- Elizabeth Bennet from Jane Austen’s Pride and Prejudice is a smart woman who knows what she wants. Even though she lives in a world that isn’t particularly ”fair” to women — they had to marry, they could not inherit, they were often regarded as silly, etc. — she would never let that keep her from speaking her mind. That’s where her strength and compelling nature is show.
Advice on How to Create Strong and Compelling Female Characters
This will not be an exhaustive list because there is no way that I can list every course of action you can use to create a strong and compelling female character. I will, however, tell you some tips on ways that might give you inspiration and extended ideas on how to create a strong female character. My tips are:
- Have enough women in the story that can talk to each other. Yes, this is basically what the Bechdel Test (as I mentioned above) is all about, but it’s needed if you want a somewhat realistic story. Women talk (which shouldn’t be a surprise, I hope) and they usually talk to each other. It’s rare for women to live in isolation from other women (even though anything is possible in fiction). Those times they do, though, they are often eager for a chance to interact with other women, even if it is for a short time.
- Female characters that have unusual skills are always interesting. With this you can use skills that are ”traditionally” seen as connected with women, that’s fine, just use them in a way that makes her character compelling, perhaps that this skill gives her a certain power.
- A female character that gains happiness in other ways than just marriage. Marriage isn’t the only way to happiness, but this is a plot often used in fiction (especially in the Romance genre, which isn’t a surprise). I’m not saying that a marriage makes a female character boring or weak, all I’m saying is that there are more ways to gain happiness considering marriage isn’t something for everyone. Perhaps happiness for your female character is gained when she finally wins over a vile bully, when she saves her friends from danger and realizes they will all be okay, when she gets some revelation about herself or the world and finally feels acceptance with her life, etc.

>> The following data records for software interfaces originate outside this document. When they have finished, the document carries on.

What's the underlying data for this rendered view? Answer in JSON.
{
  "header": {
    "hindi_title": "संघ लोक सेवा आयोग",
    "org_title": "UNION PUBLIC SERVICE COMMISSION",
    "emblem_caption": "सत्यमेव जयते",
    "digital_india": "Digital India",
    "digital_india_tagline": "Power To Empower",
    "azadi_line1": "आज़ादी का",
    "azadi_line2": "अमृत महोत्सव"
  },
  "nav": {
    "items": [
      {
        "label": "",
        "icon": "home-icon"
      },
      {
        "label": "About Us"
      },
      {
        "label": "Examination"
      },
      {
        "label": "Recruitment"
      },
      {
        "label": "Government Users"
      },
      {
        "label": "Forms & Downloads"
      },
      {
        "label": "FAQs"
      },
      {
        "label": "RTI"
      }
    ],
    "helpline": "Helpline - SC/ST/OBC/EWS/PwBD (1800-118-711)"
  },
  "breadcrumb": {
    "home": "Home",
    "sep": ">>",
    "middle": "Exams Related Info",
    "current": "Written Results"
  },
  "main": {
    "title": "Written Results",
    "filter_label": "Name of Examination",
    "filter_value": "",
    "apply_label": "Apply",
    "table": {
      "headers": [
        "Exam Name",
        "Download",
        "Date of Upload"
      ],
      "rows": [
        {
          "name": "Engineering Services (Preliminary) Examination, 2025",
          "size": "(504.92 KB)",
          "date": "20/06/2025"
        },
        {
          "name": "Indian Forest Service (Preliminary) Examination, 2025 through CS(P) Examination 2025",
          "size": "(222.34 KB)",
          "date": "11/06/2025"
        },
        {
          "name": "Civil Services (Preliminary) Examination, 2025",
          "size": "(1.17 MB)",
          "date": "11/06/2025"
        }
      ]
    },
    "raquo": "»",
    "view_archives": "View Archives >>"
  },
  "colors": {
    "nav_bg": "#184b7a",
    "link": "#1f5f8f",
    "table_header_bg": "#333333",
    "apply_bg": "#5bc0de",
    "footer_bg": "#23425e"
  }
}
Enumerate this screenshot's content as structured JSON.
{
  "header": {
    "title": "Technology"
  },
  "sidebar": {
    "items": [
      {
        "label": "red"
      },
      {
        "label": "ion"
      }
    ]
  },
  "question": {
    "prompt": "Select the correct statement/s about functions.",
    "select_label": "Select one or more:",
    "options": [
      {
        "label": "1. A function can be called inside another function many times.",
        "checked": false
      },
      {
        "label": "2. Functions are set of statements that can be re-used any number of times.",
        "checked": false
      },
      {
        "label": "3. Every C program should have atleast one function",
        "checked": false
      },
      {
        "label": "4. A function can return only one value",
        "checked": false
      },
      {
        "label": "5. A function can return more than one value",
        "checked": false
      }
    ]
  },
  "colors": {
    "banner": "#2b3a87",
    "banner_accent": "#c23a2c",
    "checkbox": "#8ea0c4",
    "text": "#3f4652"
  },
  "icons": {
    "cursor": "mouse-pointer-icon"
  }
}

- Female characters that think for themselves are always refreshing to read. Male characters often question and oppose authority, why shouldn’t female characters do the same? When male characters oppose the authority they are making a choice to, basically, move the plot forward. Again, why shouldn’t female characters do the same? Like I’ve mentioned above, too many times are female characters passive. Make them active and get them to move the plot forward.
- Female characters that, in some way, can match the male characters are always fun to read (or so I believe). Sure, the women may not be as physically strong as men and there are certain things a woman can’t do that a man can. However, female characters that can out-think the male characters, use their cleverness, and stay composed under pressure can just as well bring the male characters down to size.

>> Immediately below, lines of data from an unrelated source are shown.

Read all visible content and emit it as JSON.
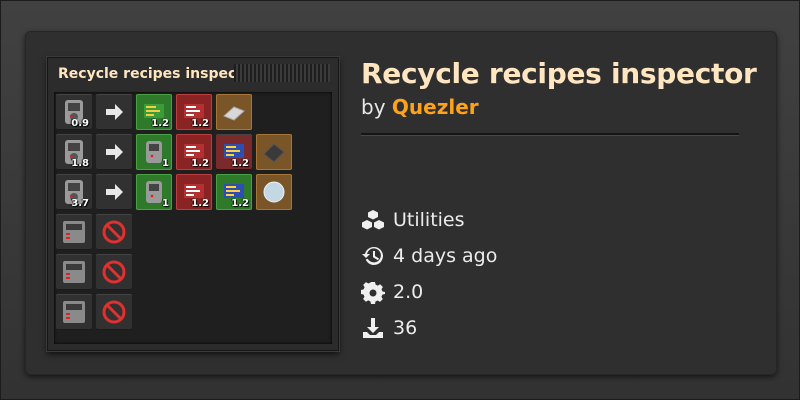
{
  "inspector": {
    "title": "Recycle recipes inspector",
    "rows": [
      {
        "input_count": "0.9",
        "outputs": [
          "1.2",
          "1.2",
          ""
        ]
      },
      {
        "input_count": "1.8",
        "outputs": [
          "1",
          "1.2",
          "1.2",
          ""
        ]
      },
      {
        "input_count": "3.7",
        "outputs": [
          "1",
          "1.2",
          "1.2",
          ""
        ]
      },
      {
        "input_count": "",
        "outputs": []
      },
      {
        "input_count": "",
        "outputs": []
      },
      {
        "input_count": "",
        "outputs": []
      }
    ]
  },
  "mod": {
    "title": "Recycle recipes inspector",
    "by": "by",
    "author": "Quezler"
  },
  "meta": {
    "category": "Utilities",
    "updated": "4 days ago",
    "version": "2.0",
    "downloads": "36"
  },
  "colors": {
    "title": "#ffe6c0",
    "author": "#ffa21b",
    "background": "#2f2f2f"
  }
}
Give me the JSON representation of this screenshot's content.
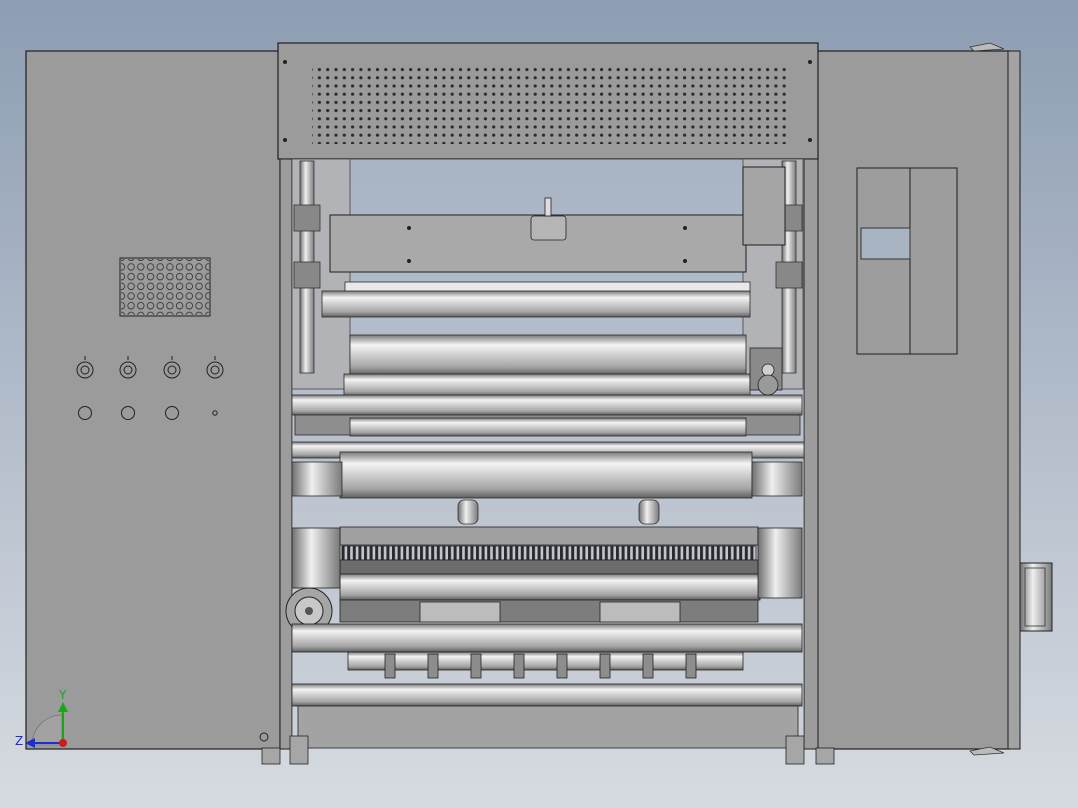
{
  "viewport": {
    "background_top": "#8d9db3",
    "background_bottom": "#d7dbe1",
    "body_color": "#9b9b9b",
    "line_color": "#1e1e1e",
    "roller_light": "#f2f2f2",
    "roller_dark": "#6c6c6c"
  },
  "triad": {
    "y_label": "Y",
    "z_label": "Z",
    "y_color": "#19a619",
    "z_color": "#1a2fd6",
    "x_color": "#d21a1a"
  }
}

I’m not telling you what to do with your story. In the end it’s your story, your world, and yours alone. The question is what you want your world to look like. However, I do hope that this blogpost has given you some inspiration or ideas.